Algorithms[edit]

  • Combinatorial (COMBI)
  • Multilayered Iterative (MIA)
  • GN
  • Objective System Analysis (OSA)
  • Harmonical
  • Two-level (ARIMAD)
  • Multiplicative–Additive (MAA)
  • Objective Computer Clusterization (OCC);
  • Pointing Finger (PF) clusterization algorithm;
  • Analogues Complexing (AC)
  • Harmonical Rediscretization
  • Algorithm on the base of Multilayered Theory of Statistical Decisions (MTSD)
  • Group of Adaptive Models Evolution (GAME)

List of software[edit]

References[edit]

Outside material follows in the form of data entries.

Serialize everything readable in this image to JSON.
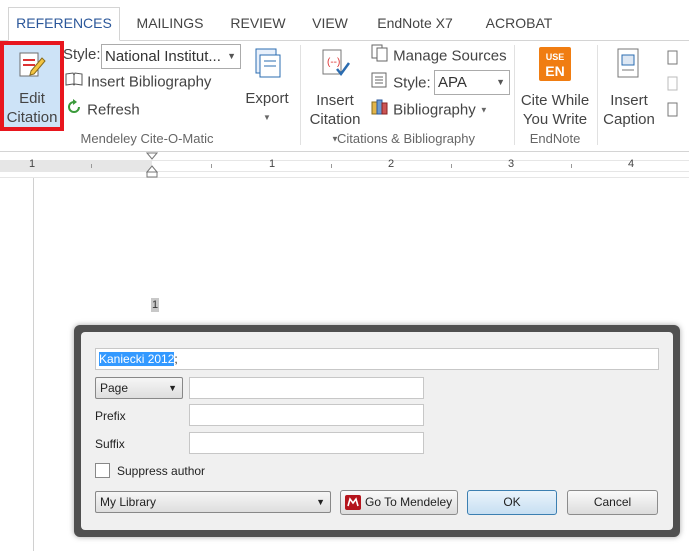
{
  "tabs": [
    {
      "label": "REFERENCES",
      "active": true
    },
    {
      "label": "MAILINGS"
    },
    {
      "label": "REVIEW"
    },
    {
      "label": "VIEW"
    },
    {
      "label": "EndNote X7"
    },
    {
      "label": "ACROBAT"
    }
  ],
  "mendeley": {
    "edit_citation_line1": "Edit",
    "edit_citation_line2": "Citation",
    "style_label": "Style:",
    "style_value": "National Institut...",
    "insert_bibliography": "Insert Bibliography",
    "refresh": "Refresh",
    "export": "Export",
    "group_label": "Mendeley Cite-O-Matic"
  },
  "citations": {
    "insert_citation_line1": "Insert",
    "insert_citation_line2": "Citation",
    "manage_sources": "Manage Sources",
    "style_label": "Style:",
    "style_value": "APA",
    "bibliography": "Bibliography",
    "group_label": "Citations & Bibliography"
  },
  "endnote": {
    "icon_text_top": "USE",
    "icon_text_bottom": "EN",
    "cite_line1": "Cite While",
    "cite_line2": "You Write",
    "group_label": "EndNote"
  },
  "captions": {
    "insert_caption_line1": "Insert",
    "insert_caption_line2": "Caption"
  },
  "ruler": {
    "numbers": [
      "1",
      "1",
      "2",
      "3",
      "4"
    ]
  },
  "document": {
    "line_number": "1"
  },
  "dialog": {
    "citation_selected": "Kaniecki 2012",
    "citation_suffix": ";",
    "locator_type": "Page",
    "locator_value": "",
    "prefix_label": "Prefix",
    "prefix_value": "",
    "suffix_label": "Suffix",
    "suffix_value": "",
    "suppress_author_label": "Suppress author",
    "suppress_author_checked": false,
    "library": "My Library",
    "go_to_mendeley": "Go To Mendeley",
    "ok": "OK",
    "cancel": "Cancel"
  },
  "colors": {
    "accent": "#2b579a",
    "highlight_border": "#e8161e",
    "endnote_orange": "#f07d12",
    "selection": "#3399ff"
  }
}
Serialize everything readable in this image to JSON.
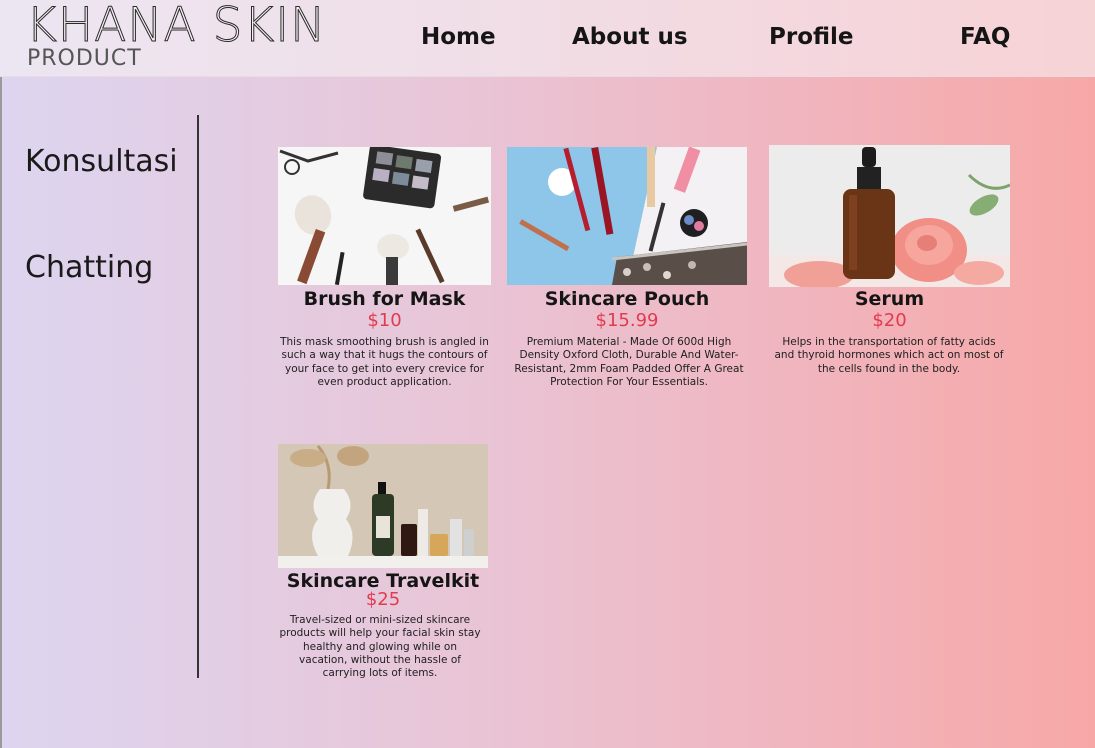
{
  "brand": {
    "title": "KHANA SKIN",
    "subtitle": "PRODUCT"
  },
  "nav": [
    {
      "label": "Home"
    },
    {
      "label": "About us"
    },
    {
      "label": "Profile"
    },
    {
      "label": "FAQ"
    }
  ],
  "sidebar": [
    {
      "label": "Konsultasi"
    },
    {
      "label": "Chatting"
    }
  ],
  "products": [
    {
      "name": "Brush for Mask",
      "price": "$10",
      "description": "This mask smoothing brush is angled in such a way that it hugs the contours of your face to get into every crevice for even product application."
    },
    {
      "name": "Skincare Pouch",
      "price": "$15.99",
      "description": "Premium Material - Made Of 600d High Density Oxford Cloth, Durable And Water-Resistant, 2mm Foam Padded Offer A Great Protection For Your Essentials."
    },
    {
      "name": "Serum",
      "price": "$20",
      "description": "Helps in the transportation of fatty acids and thyroid hormones which act on most of the cells found in the body."
    },
    {
      "name": "Skincare Travelkit",
      "price": "$25",
      "description": "Travel-sized or mini-sized skincare products will help your facial skin stay healthy and glowing while on vacation, without the hassle of carrying lots of items."
    }
  ],
  "colors": {
    "price": "#e33a4f",
    "background_start": "#ddd5f0",
    "background_end": "#f7a8a6"
  }
}
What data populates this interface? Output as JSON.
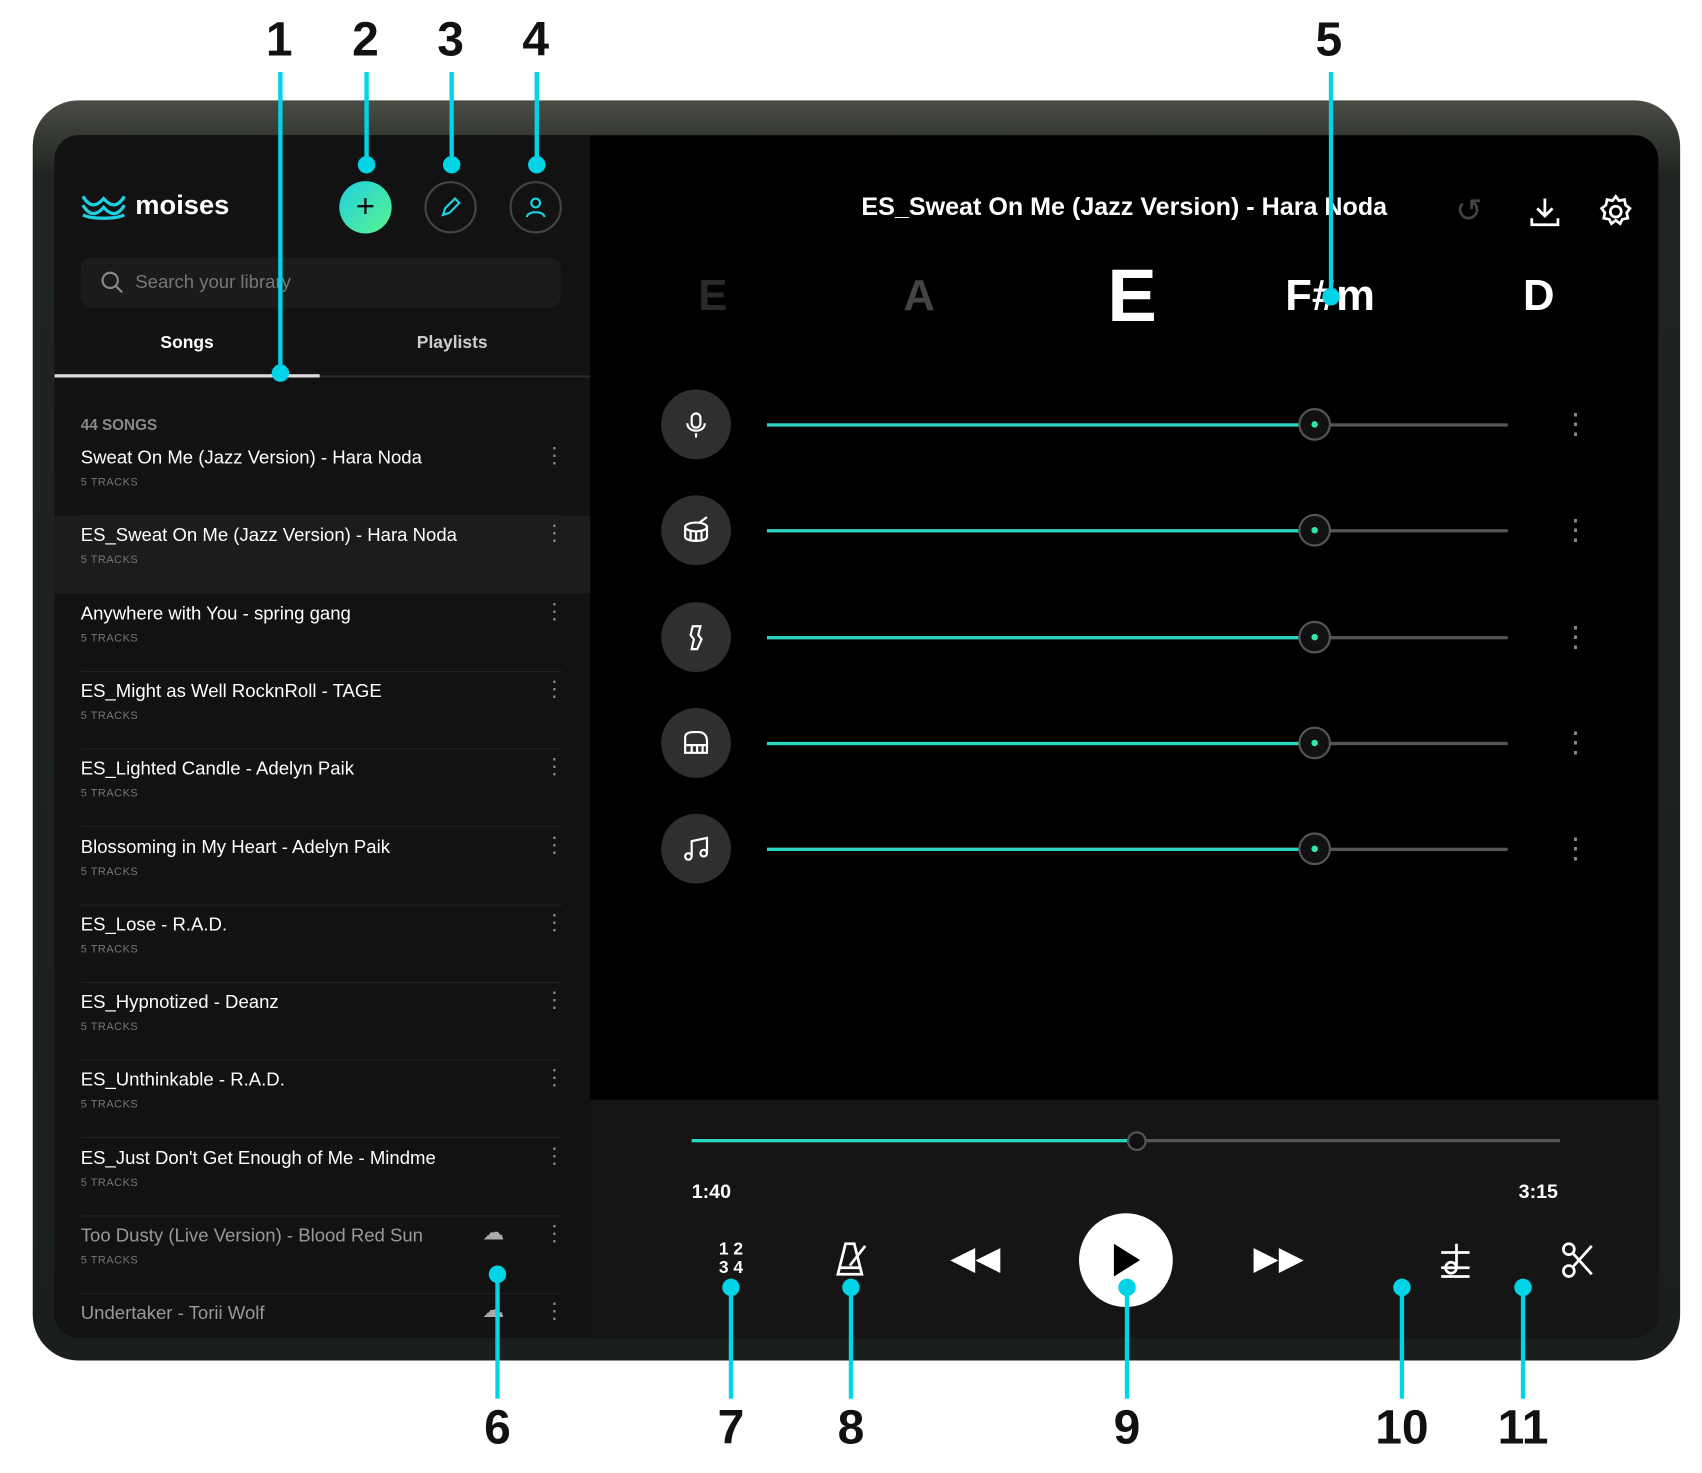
{
  "app": {
    "brand": "moises"
  },
  "sidebar": {
    "search_placeholder": "Search your library",
    "tabs": [
      {
        "label": "Songs",
        "active": true
      },
      {
        "label": "Playlists",
        "active": false
      }
    ],
    "count": "44 SONGS",
    "songs": [
      {
        "title": "Sweat On Me (Jazz Version) - Hara Noda",
        "tracks": "5 TRACKS"
      },
      {
        "title": "ES_Sweat On Me (Jazz Version) - Hara Noda",
        "tracks": "5 TRACKS",
        "selected": true
      },
      {
        "title": "Anywhere with You - spring gang",
        "tracks": "5 TRACKS"
      },
      {
        "title": "ES_Might as Well RocknRoll - TAGE",
        "tracks": "5 TRACKS"
      },
      {
        "title": "ES_Lighted Candle - Adelyn Paik",
        "tracks": "5 TRACKS"
      },
      {
        "title": "Blossoming in My Heart - Adelyn Paik",
        "tracks": "5 TRACKS"
      },
      {
        "title": "ES_Lose - R.A.D.",
        "tracks": "5 TRACKS"
      },
      {
        "title": "ES_Hypnotized - Deanz",
        "tracks": "5 TRACKS"
      },
      {
        "title": "ES_Unthinkable - R.A.D.",
        "tracks": "5 TRACKS"
      },
      {
        "title": "ES_Just Don't Get Enough of Me - Mindme",
        "tracks": "5 TRACKS"
      },
      {
        "title": "Too Dusty (Live Version) - Blood Red Sun",
        "tracks": "5 TRACKS",
        "cloud": true
      },
      {
        "title": "Undertaker - Torii Wolf",
        "tracks": "",
        "cloud": true
      }
    ]
  },
  "main": {
    "title": "ES_Sweat On Me (Jazz Version) - Hara Noda",
    "chords": [
      "E",
      "A",
      "E",
      "F#m",
      "D"
    ],
    "tracks": [
      {
        "icon": "microphone-icon",
        "volume": 0.74
      },
      {
        "icon": "drum-icon",
        "volume": 0.74
      },
      {
        "icon": "guitar-icon",
        "volume": 0.74
      },
      {
        "icon": "piano-icon",
        "volume": 0.74
      },
      {
        "icon": "music-note-icon",
        "volume": 0.74
      }
    ]
  },
  "player": {
    "current": "1:40",
    "duration": "3:15",
    "progress": 0.513
  },
  "annotations": [
    "1",
    "2",
    "3",
    "4",
    "5",
    "6",
    "7",
    "8",
    "9",
    "10",
    "11"
  ],
  "colors": {
    "accent": "#2ad6c0",
    "annotation": "#00d4e6"
  }
}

  1. ^ a b c Madala, H.R.; Ivakhnenko, O.G. (1994). Inductive Learning Algorithms for Complex Systems Modeling. Boca Raton: CRC Press. ISBN 978-0849344381. Retrieved 2019-11-17.
  2. ^ Schmidhuber, Jürgen (2015). "Deep learning in neural networks: An overview". Neural Networks. 61: 85–117. arXiv:1404.7828. doi:10.1016/j.neunet.2014.09.003. PMID 25462637.
  3. ^ Ivakhnenko, Alexey (1971). "Polynomial theory of complex systems" (PDF). IEEE Transactions on Systems, Man and Cybernetics. SMC-1 (4): 364–378. doi:10.1109/TSMC.1971.4308320.
  4. ^ Gabor, D. (1971). Perspectives of Planing. Organization of Economic Cooperation and Development. London: Imp.Coll.
  5. ^ Beer, S. (1959). Cybernetics and Management. London: English Univ. Press.
  6. ^ a b Ivakhnenko, O.G.; Stepashko, V.S. (1985). Pomekhoustojchivost' Modelirovanija (Noise Immunity of Modeling) (PDF). Kyiv: Naukova Dumka.
  7. ^ Ivakhnenko, O.G.; Lapa, V.G. (1967). Cybernetics and Forecasting Techniques (Modern Analytic and Computational Methods in Science and Mathematics, v.8 ed.). American Elsevier.
  8. ^ Takao, S.; Kondo, S.; Ueno, J.; Kondo, T. (2017). "Deep feedback GMDH-type neural network and its application to medical image analysis of MRI brain images". Artificial Life and Robotics. 23 (2): 161–172. doi:10.1007/s10015-017-0410-1.
  9. ^ Ivahnenko, O.G. (1982). Inductive Method of Models Self-organisation for Complex Systems (PDF). Kyiv: Naukova Dumka.
  10. ^ Ivakhnenko, O.G.; Ivakhnenko, G.A. (1995). "The Review of Problems Solvable by Algorithms of the Group Method of Data Handling (GMDH)" (PDF). Pattern Recognition and Image Analysis. 5 (4): 527–535. CiteSeerX 10.1.1.19.2971.
  11. ^ Sohani, Ali; Sayyaadi, Hoseyn; Hoseinpoori, Sina (2016-09-01). "Modeling and multi-objective optimization of an M-cycle cross-flow indirect evaporative cooler using the GMDH type neural network". International Journal of Refrigeration. 69: 186–204. doi:10.1016/j.ijrefrig.2016.05.011.
  12. ^ Li, Rita Yi Man; Fong, Simon; Chong, Kyle Weng Sang (2017). "Forecasting the REITs and stock indices: Group Method of Data Handling Neural Network approach". Pacific Rim Property Research Journal. 23 (2): 123–160. doi:10.1080/14445921.2016.1225149.

External links[edit]

Further reading[edit]

  • A.G. Ivakhnenko. Heuristic Self-Organization in Problems of Engineering Cybernetics, Automatica, vol.6, 1970 — p. 207-219.
  • S.J. Farlow. Self-Organizing Methods in Modelling: GMDH Type Algorithms. New-York, Bazel: Marcel Decker Inc., 1984, 350 p.
  • H.R. Madala, A.G. Ivakhnenko. Inductive Learning Algorithms for Complex Systems Modeling. CRC Press, Boca Raton, 1994.